I’ll admit, I really miss Breq and the Radchaai, and practically cheered when a Radchaai side character showed up (then I turned on the kettle because I always think, “You know what would be rad? Chai.”). That said, I’m glad we got to have a look outside the empire, and I’m very glad that Leckie is still playing with gender. The Hwae have three gender classifications, which the Radch evidently still have trouble with. Once a person comes of age, they can announce their preferred gender pronouns. Like in the Imperial Radch trilogy, the primary focus is not on gender at all, but it does play it’s part in the general themes of identity and belonging. Like Breq, Ingray and Pahlad (or is it Garal?) do not know exactly where they belong. While it is acceptable on Hwae to declare gender identity and have it respected, changing names, changing allegiances, and challenging tradition while still honoring the past are central themes of this book. Why, yes, there’s alien politics and mysteries to solve, but as in Imperial Radch, there is more to the story than just fun sci-fi adventures.

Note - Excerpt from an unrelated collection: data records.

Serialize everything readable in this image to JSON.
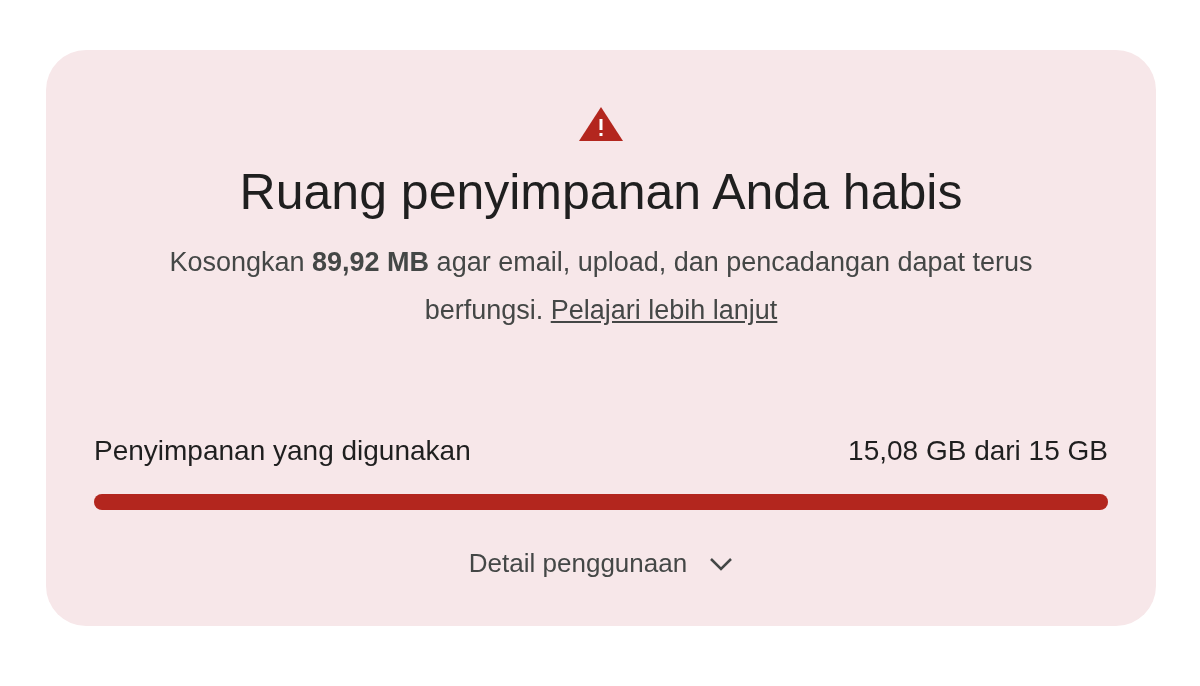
{
  "alert": {
    "title": "Ruang penyimpanan Anda habis",
    "message": "Kosongkan **89,92 MB** agar email, upload, dan pencadangan dapat terus berfungsi.",
    "link": "Pelajari lebih lanjut"
  },
  "storage": {
    "label": "Penyimpanan yang digunakan",
    "reading": "15,08 GB dari 15 GB",
    "level": 1
  },
  "details": {
    "label": "Detail penggunaan",
    "expanded": false
  }
}
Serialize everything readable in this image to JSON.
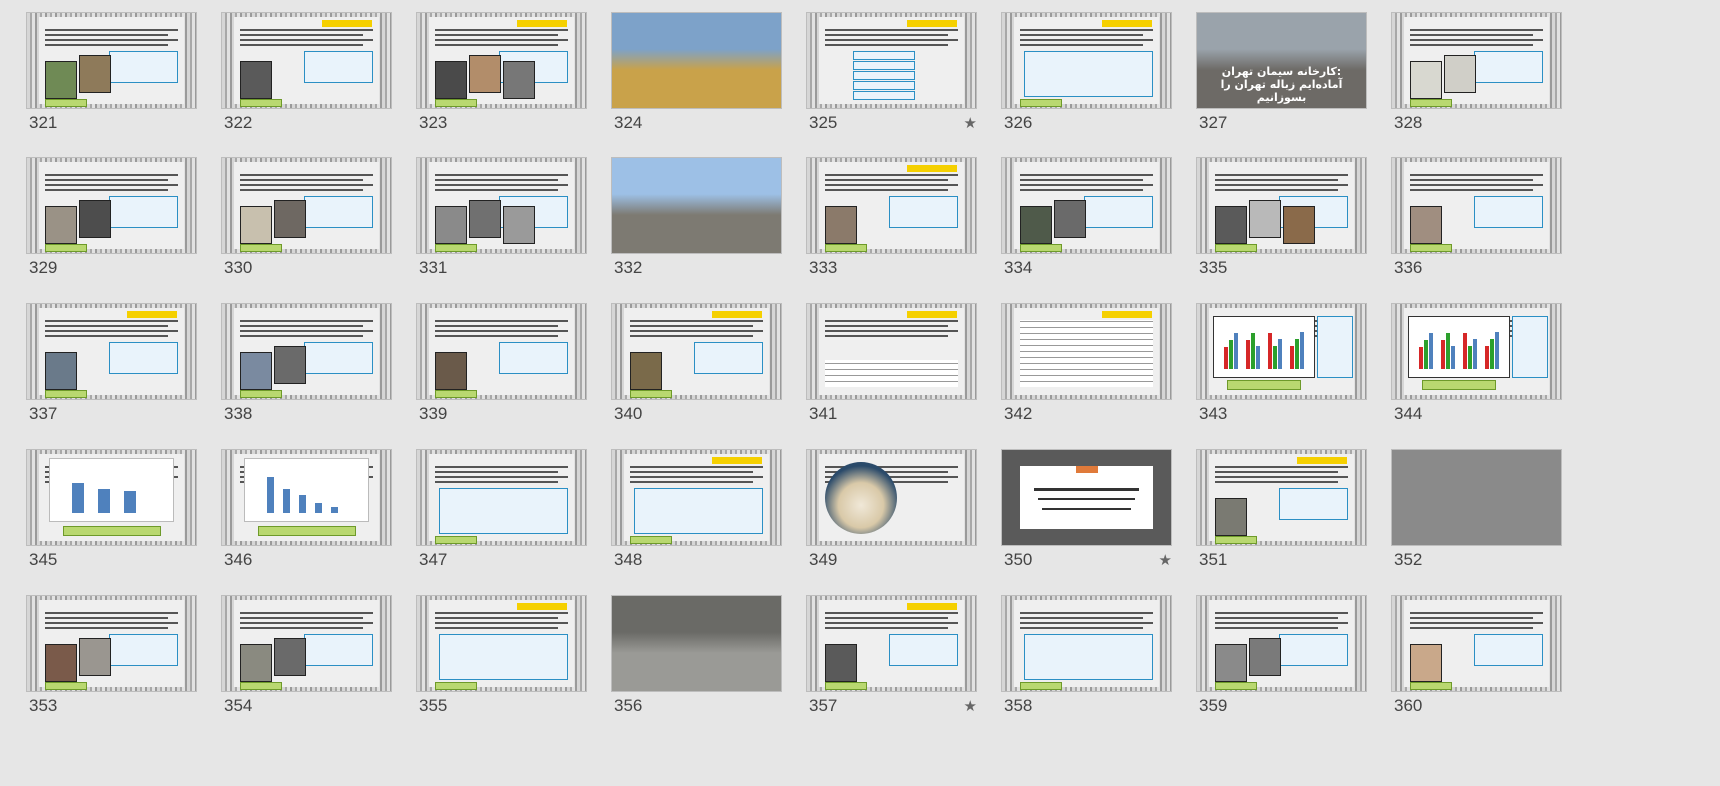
{
  "slides": [
    {
      "n": "321",
      "style": "text",
      "photos": [
        "#6f8a55",
        "#8e7a5a"
      ],
      "yellow": false
    },
    {
      "n": "322",
      "style": "text",
      "photos": [
        "#5a5a5a"
      ],
      "yellow": true
    },
    {
      "n": "323",
      "style": "text",
      "photos": [
        "#4a4a4a",
        "#b28d6a",
        "#777"
      ],
      "yellow": true
    },
    {
      "n": "324",
      "style": "photo",
      "bg": "#c9a24a",
      "sky": "#7da2c9"
    },
    {
      "n": "325",
      "style": "list",
      "photos": [],
      "yellow": true,
      "star": true
    },
    {
      "n": "326",
      "style": "text",
      "photos": [],
      "yellow": true
    },
    {
      "n": "327",
      "style": "photo",
      "bg": "#6d6a66",
      "sky": "#9aa3ab",
      "caption": "کارخانه سیمان تهران:\nآماده‌ایم زباله تهران را بسوزانیم"
    },
    {
      "n": "328",
      "style": "text",
      "photos": [
        "#d8d8d0",
        "#d0cfc8"
      ],
      "yellow": false
    },
    {
      "n": "329",
      "style": "text",
      "photos": [
        "#9a9286",
        "#4d4d4d"
      ],
      "yellow": false
    },
    {
      "n": "330",
      "style": "text",
      "photos": [
        "#c8c0ae",
        "#6e6862"
      ],
      "yellow": false
    },
    {
      "n": "331",
      "style": "text",
      "photos": [
        "#8a8a8a",
        "#707070",
        "#9a9a9a"
      ],
      "yellow": false
    },
    {
      "n": "332",
      "style": "photo",
      "bg": "#7d7a72",
      "sky": "#9dc0e6"
    },
    {
      "n": "333",
      "style": "text",
      "photos": [
        "#8b7a6a"
      ],
      "yellow": true
    },
    {
      "n": "334",
      "style": "text",
      "photos": [
        "#4f5a4a",
        "#6a6a6a"
      ],
      "yellow": false
    },
    {
      "n": "335",
      "style": "text",
      "photos": [
        "#5a5a5a",
        "#b9b9b9",
        "#8a6a4a"
      ],
      "yellow": false
    },
    {
      "n": "336",
      "style": "text",
      "photos": [
        "#a08e80"
      ],
      "yellow": false
    },
    {
      "n": "337",
      "style": "text",
      "photos": [
        "#6a7a8a"
      ],
      "yellow": true
    },
    {
      "n": "338",
      "style": "text",
      "photos": [
        "#7a8aa0",
        "#6a6a6a"
      ],
      "yellow": false
    },
    {
      "n": "339",
      "style": "text",
      "photos": [
        "#6a5a4a"
      ],
      "yellow": false
    },
    {
      "n": "340",
      "style": "text",
      "photos": [
        "#7a6a4a"
      ],
      "yellow": true
    },
    {
      "n": "341",
      "style": "table",
      "photos": [],
      "yellow": true
    },
    {
      "n": "342",
      "style": "bigtable",
      "photos": [],
      "yellow": true
    },
    {
      "n": "343",
      "style": "chart",
      "photos": [],
      "yellow": false
    },
    {
      "n": "344",
      "style": "chart",
      "photos": [],
      "yellow": false
    },
    {
      "n": "345",
      "style": "bars",
      "photos": [],
      "yellow": false
    },
    {
      "n": "346",
      "style": "bars2",
      "photos": [],
      "yellow": false
    },
    {
      "n": "347",
      "style": "text",
      "photos": [],
      "yellow": false
    },
    {
      "n": "348",
      "style": "text",
      "photos": [],
      "yellow": true
    },
    {
      "n": "349",
      "style": "circle",
      "photos": [],
      "yellow": false
    },
    {
      "n": "350",
      "style": "title",
      "photos": [],
      "yellow": false,
      "star": true
    },
    {
      "n": "351",
      "style": "text",
      "photos": [
        "#7a7a72"
      ],
      "yellow": true
    },
    {
      "n": "352",
      "style": "photo",
      "bg": "#8a8a8a",
      "sky": "#8a8a8a"
    },
    {
      "n": "353",
      "style": "text",
      "photos": [
        "#7a5a4a",
        "#9a9690"
      ],
      "yellow": false
    },
    {
      "n": "354",
      "style": "text",
      "photos": [
        "#8a8a80",
        "#6a6a6a"
      ],
      "yellow": false
    },
    {
      "n": "355",
      "style": "text",
      "photos": [],
      "yellow": true
    },
    {
      "n": "356",
      "style": "photo",
      "bg": "#9a9a96",
      "sky": "#6a6a66"
    },
    {
      "n": "357",
      "style": "text",
      "photos": [
        "#5a5a5a"
      ],
      "yellow": true,
      "star": true
    },
    {
      "n": "358",
      "style": "text",
      "photos": [],
      "yellow": false
    },
    {
      "n": "359",
      "style": "text",
      "photos": [
        "#8a8a8a",
        "#7a7a7a"
      ],
      "yellow": false
    },
    {
      "n": "360",
      "style": "text",
      "photos": [
        "#c9a88a"
      ],
      "yellow": false
    }
  ],
  "icons": {
    "favorite": "star-icon"
  },
  "star_glyph": "★"
}
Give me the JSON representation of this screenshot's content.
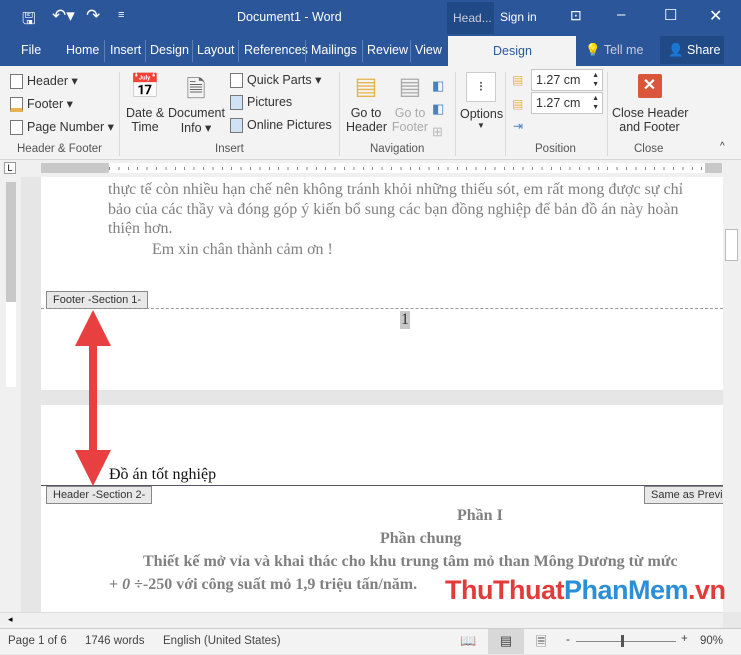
{
  "title_bar": {
    "doc_title": "Document1  -  Word",
    "context_tab": "Head...",
    "sign_in": "Sign in"
  },
  "tabs": [
    "File",
    "Home",
    "Insert",
    "Design",
    "Layout",
    "References",
    "Mailings",
    "Review",
    "View"
  ],
  "active_tab": "Design",
  "tell_me": "Tell me",
  "share": "Share",
  "ribbon": {
    "header": "Header",
    "footer": "Footer",
    "page_number": "Page Number",
    "group_hf": "Header & Footer",
    "date_time_1": "Date &",
    "date_time_2": "Time",
    "doc_info_1": "Document",
    "doc_info_2": "Info",
    "quick_parts": "Quick Parts",
    "pictures": "Pictures",
    "online_pictures": "Online Pictures",
    "group_insert": "Insert",
    "go_header_1": "Go to",
    "go_header_2": "Header",
    "go_footer_1": "Go to",
    "go_footer_2": "Footer",
    "group_nav": "Navigation",
    "options": "Options",
    "header_pos": "1.27 cm",
    "footer_pos": "1.27 cm",
    "group_pos": "Position",
    "close_1": "Close Header",
    "close_2": "and Footer",
    "group_close": "Close"
  },
  "document": {
    "p1_lines": [
      "thực tế còn nhiều hạn chế nên không tránh khỏi những thiếu sót, em rất mong được sự chỉ",
      "bảo của các thầy và đóng góp ý kiến bổ sung các bạn đồng nghiệp để bản đồ án này hoàn",
      "thiện hơn."
    ],
    "thanks": "Em xin chân thành cảm ơn !",
    "footer_tag": "Footer -Section 1-",
    "page_number": "1",
    "header_text": "Đồ án tốt nghiệp",
    "header_tag": "Header -Section 2-",
    "same_as_prev": "Same as Previous",
    "heading1": "Phần I",
    "heading2": "Phần chung",
    "body1": "Thiết kế mở vỉa và khai thác cho khu trung tâm mỏ than Mông Dương từ mức",
    "body2_prefix": "+ ",
    "body2_italic": "0",
    "body2_rest": " ÷-250 với công suất mỏ 1,9 triệu tấn/năm."
  },
  "status": {
    "page": "Page 1 of 6",
    "words": "1746 words",
    "language": "English (United States)",
    "zoom": "90%"
  },
  "watermark": {
    "part1": "ThuThuat",
    "part2": "PhanMem",
    "part3": ".vn"
  }
}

The only criticism I have for the book is that Ingray’s motivation for her original harebrained scheme does not align with the unsure, meek girl we spend most of our time with. The synopsis in the book cover describes her as “ambitious”, but for the most part she is coasting on what is expected of her rather than acting out of a desire to win a title. I understand that her mother expects her to take risks, but she puts herself in a huge amount of debt and risks her very position in the family in the first few pages. Ingray is much smarter and collected than she gives herself credit for, but her reasoning for busting Pahlad/Garal out of Compassionate Removal just never seemed in character, especially reflecting back after the ending.

I didn’t love Provenance as much as I did Ancillary Justice, but I loved Ancillary Justice enough to stay up until four am reading. Provenance didn’t keep me up late at night, but I still happily zipped through it in just three days and it is a worthy addition to the universe Leckie has created.

Provenance was published by Orbit and released on September 26, 2017, and is available wherever fine books are sold.  

Megan “Spooky” Crittenden is a secluded writer who occasionally ventures from her home to give aid to traveling adventurers.